“When we do operations we do it to make the patient more masculine or feminine by doing a genitoplasty. It’s not that I’m converting the patients, I am masculinising or feminising them by reconstructing what’s already there,” Hansen says
But is it really necessary to make these patients perfect? Kyle Knight, a Human Rights Watch researcher, says surgeries should only be done to intersex adults and not children.
“Children simply cannot consent, so medically unnecessary procedures such as operations to reduce the size of the clitoris, remove gonads that are not malignant, or increase the size of the vagina, simply should not be done until the individual can consent to them,” he says.
“In any instance when surgery is needed to secure the health of the intersex child, it should be considered a valid healthcare option. For example, if the child cannot urinate, and surgery is needed, then that is a medically necessary surgery.”
Malta is the only country in the world that has banned surgery on intersex children, while South Africa is the only African country that requires a court order before a child undergoes surgery.

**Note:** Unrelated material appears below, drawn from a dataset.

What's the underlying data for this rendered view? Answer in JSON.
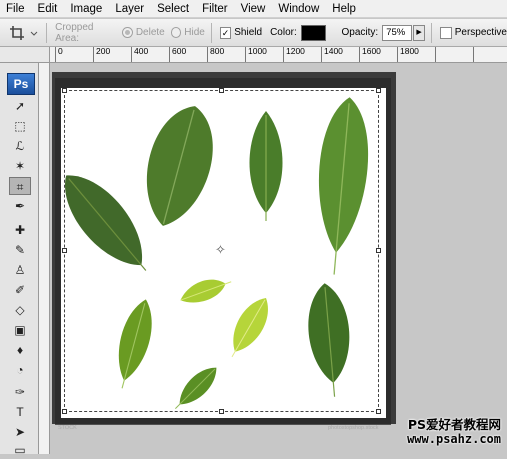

Intersex Persons Society of Kenya director James Karanja says they are not opposed to reconstructive surgery but they want the government to put in place guidelines on how it should be conducted.
“If banned it would deny these children their right to healthcare. We however do not support cosmetic surgeries that are currently being done, since the surgeries are irreversible some children get assigned the wrong sex,” he said.
Research done by the HRW shows that there is no reason to change the size of an infant’s clitoris or create a vagina for a three-year-old other than to make that child conform to traditional ideas of what “men” and “women” should look like.
“That’s not medicine. That’s social norms and proposing a surgical solution to social “problems” of having a body that is a little different has no place in a medical profession that took an oath to “do no harm.”
It is for this reason that people advocating the rights of intersex persons believe that any child who needs surgery that is medically necessary should have access to it. Cosmetic ones however should wait until a person is old enough to decide for themselves, they say.